Handling Unreasonable, Irrational, Or Downright Crazy-Ass Requests ( From You Know Who)

No-Nonsense, No-Drama, No-Guilt: The Resilient Daughter’s Guide To

…handling unreasonable, irrational, or downright crazy-ass requests from your mother (or anyone, really).

My nearly 50-year-old mother asked me if I’d be a surrogate mother for her and her current much-younger boyfriend, who wants a baby!!

She’s crazy! What a crazy-ass request. At the very least it’s unreasonable…and irrational! What is she thinking??

My head is about to explode. It’s so ICKY and wrong. Not to mention, I just had my first baby and am finally getting my body back. I don’t want to do this! I am so mad I could spit nails.

Now, that’s quite a request, but whether your mother is asking you to have a baby for her or simply to drive her to the store, oftentimes the reaction is the same, so my advice is the same.

Step 1: Take words like “unreasonable,” “irrational,” and “crazy-ass” out of the equation. You’re left with the request.

It’s your reaction to her request, and all the adjectives that you’re using to describe it, that is causing your anger…not the request itself.

Step 2: If you haven’t yet said “no” to her, you are, on some level, considering saying “yes” to your mother’s request. Ask yourself why.

Why would you say yes? 

If you’re thinking, “I don’t WANT to say yes…” ask yourself why you haven’t said “no.” And for every reason you give, ask yourself “why” again and again until you come to the underlying reason.

Step 3: Let yourself have your reasons for saying “no.”

Although it’s not necessary (or preferable) to attach your reasons to your response when you actually speak to your mother, it’s a good idea to write them all down anyway.

Don’t censor yourself. Just let it all out.

Step 4: Practice saying “no thank you” with someone who’s neutral and with whom you feel safe.

Neutral is important here if you’re truly serious about ending the drama. You don’t want someone who’s going to validate and/or stoke your righteous indignation. 

Have the person pretend to be your mother and make the request. Respond with a simple, “no thank you” (without any of the reasons you wrote down in Step 3.

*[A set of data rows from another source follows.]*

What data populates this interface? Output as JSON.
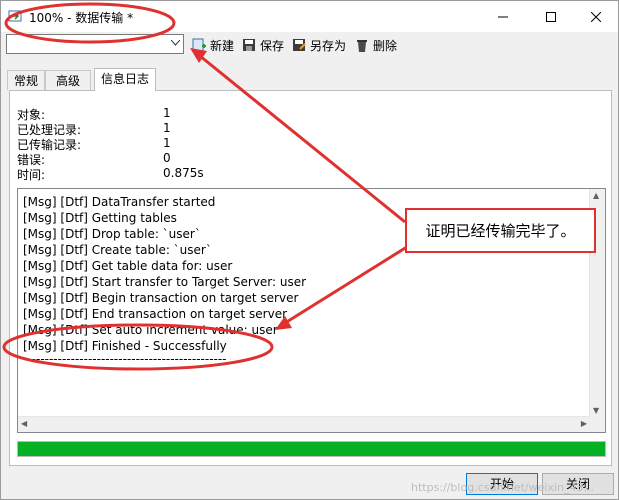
{
  "window": {
    "title": "100% - 数据传输 *"
  },
  "toolbar": {
    "new_label": "新建",
    "save_label": "保存",
    "save_as_label": "另存为",
    "delete_label": "删除",
    "profile_value": ""
  },
  "tabs": [
    {
      "label": "常规"
    },
    {
      "label": "高级"
    },
    {
      "label": "信息日志"
    }
  ],
  "stats": [
    {
      "label": "对象:",
      "value": "1"
    },
    {
      "label": "已处理记录:",
      "value": "1"
    },
    {
      "label": "已传输记录:",
      "value": "1"
    },
    {
      "label": "错误:",
      "value": "0"
    },
    {
      "label": "时间:",
      "value": "0.875s"
    }
  ],
  "log": [
    "[Msg] [Dtf] DataTransfer started",
    "[Msg] [Dtf] Getting tables",
    "[Msg] [Dtf] Drop table: `user`",
    "[Msg] [Dtf] Create table: `user`",
    "[Msg] [Dtf] Get table data for: user",
    "[Msg] [Dtf] Start transfer to Target Server: user",
    "[Msg] [Dtf] Begin transaction on target server",
    "[Msg] [Dtf] End transaction on target server",
    "[Msg] [Dtf] Set auto increment value: user",
    "[Msg] [Dtf] Finished - Successfully",
    "-----------------------------------------------"
  ],
  "progress": {
    "percent": 100,
    "color": "#06b025"
  },
  "buttons": {
    "start_label": "开始",
    "close_label": "关闭"
  },
  "annotation": {
    "text": "证明已经传输完毕了。",
    "color": "#e03030"
  },
  "watermark": "https://blog.csdn.net/weixin_43..."
}
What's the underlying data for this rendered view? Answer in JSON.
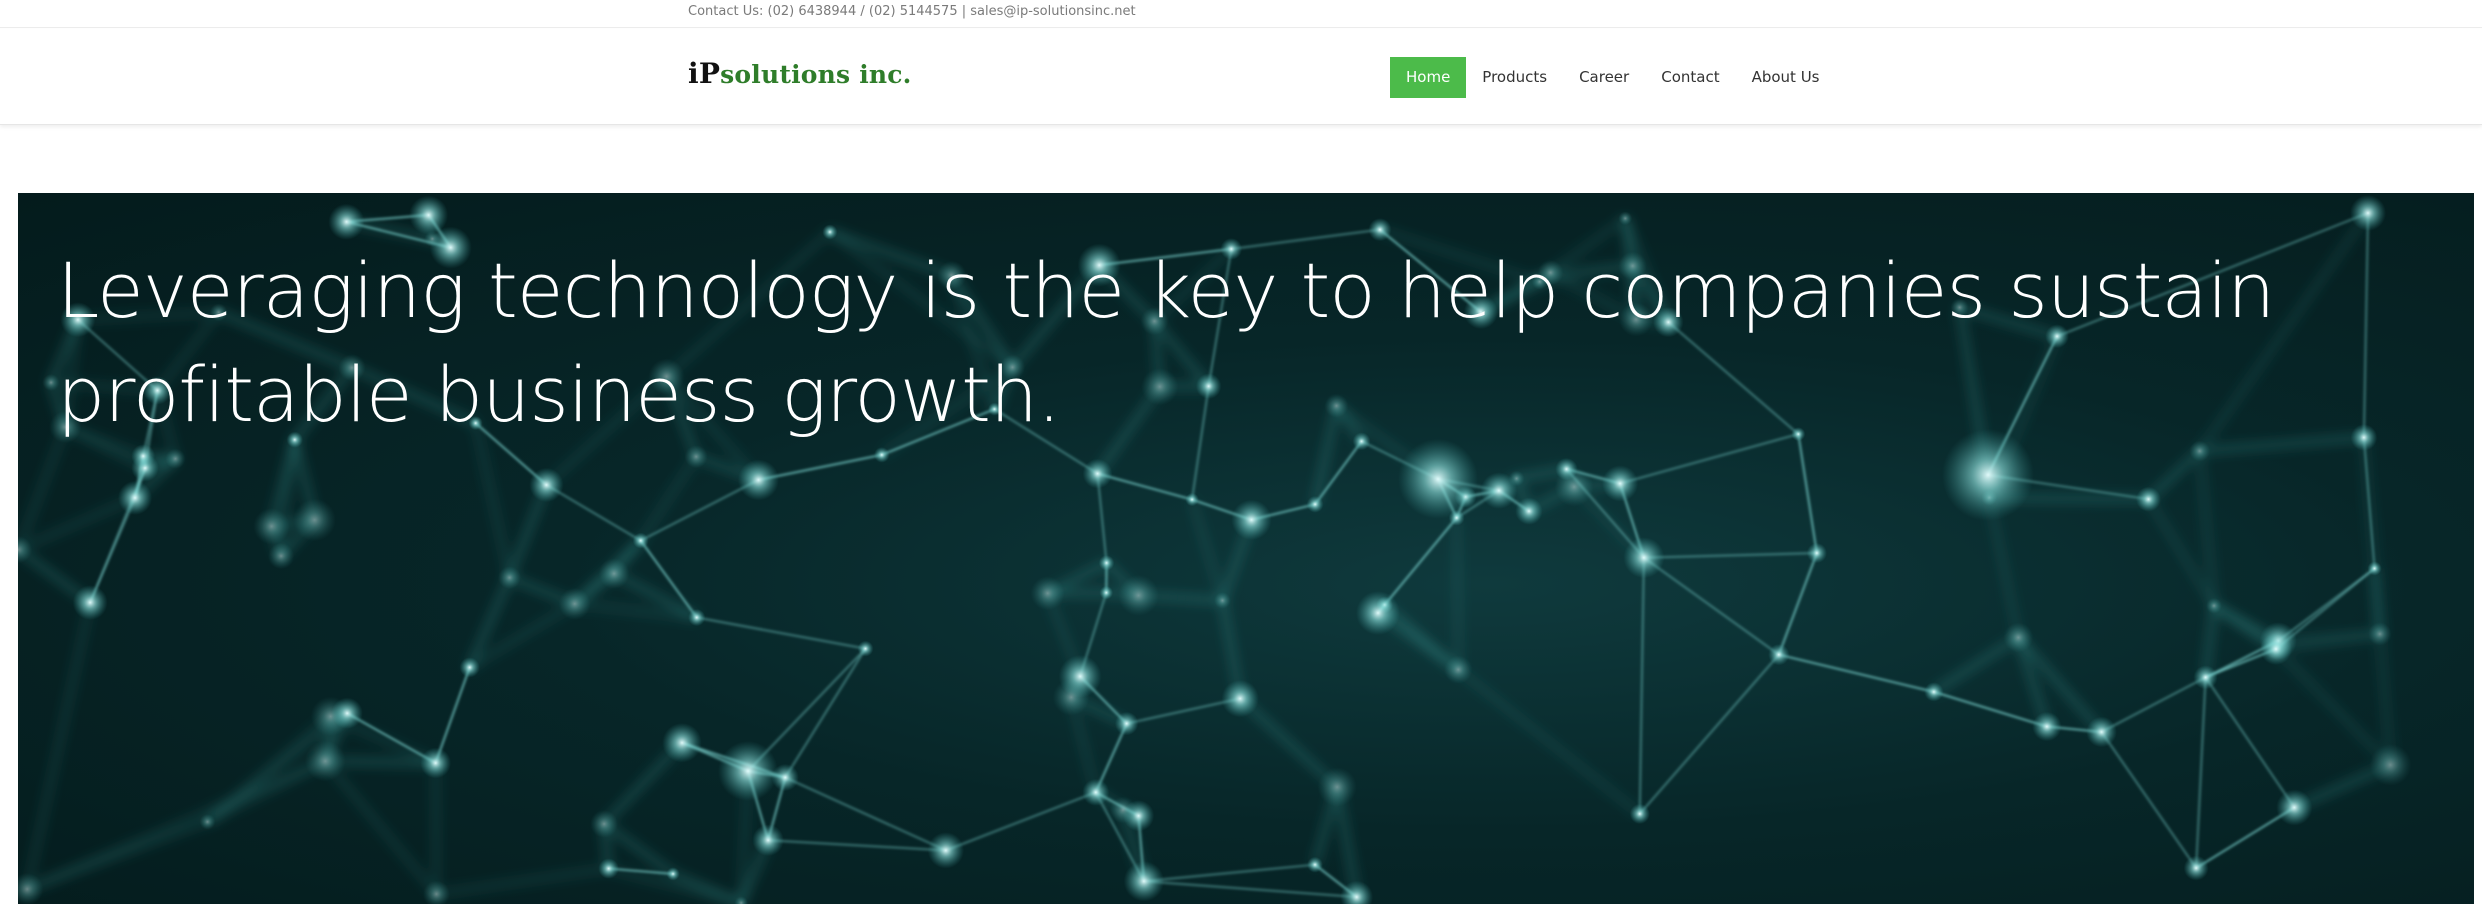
{
  "topbar": {
    "contact_text": "Contact Us: (02) 6438944 / (02) 5144575 | sales@ip-solutionsinc.net"
  },
  "header": {
    "logo": {
      "prefix": "iP",
      "name": "solutions inc."
    },
    "nav": [
      {
        "label": "Home",
        "active": true
      },
      {
        "label": "Products",
        "active": false
      },
      {
        "label": "Career",
        "active": false
      },
      {
        "label": "Contact",
        "active": false
      },
      {
        "label": "About Us",
        "active": false
      }
    ]
  },
  "hero": {
    "heading": "Leveraging technology is the key to help companies sustain profitable business growth."
  },
  "colors": {
    "accent": "#4cbb4a",
    "logo_green": "#2f7d2a",
    "hero_bg": "#072628",
    "network_teal": "#6fd6d0"
  }
}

Keep practicing saying “no thank you” until you no longer feel the urge or need to justify or explain it.

Step 5: Ask yourself how you want to feel when you finally do respond to her request.

Do you want to feel calm? Reasonable? Sane?

Align your thoughts with your desired feelings. What do you need to be thinking in order to feel calm, reasonable, and sane?

Step 6: Choose to feel compassion for yourself. 

Don’t heap additional pain onto yourself for having gotten nail-spitting angry. Forgive yourself for your painful reaction. A good way to do this is to simply place your hands over your heart and say it out loud: “I forgive myself for hurting myself with my anger.”

You’re now ready to respond your mother’s request.

If you want to, you can choose to explain why you’re saying “no” but remind yourself how you want to feel in the moment: calm, reasonable, and sane.

Let the reason you give her come from that place.


P.S. Got a question that needs a No-Nonsense, No-Drama, No-Guilt response from me? Send it All questions will be kept anonymous (names changed if necessary) and answers will be published in future editions of No Nonsense, No Drama, No Guilt: The Resilient Daughter’s Guide To…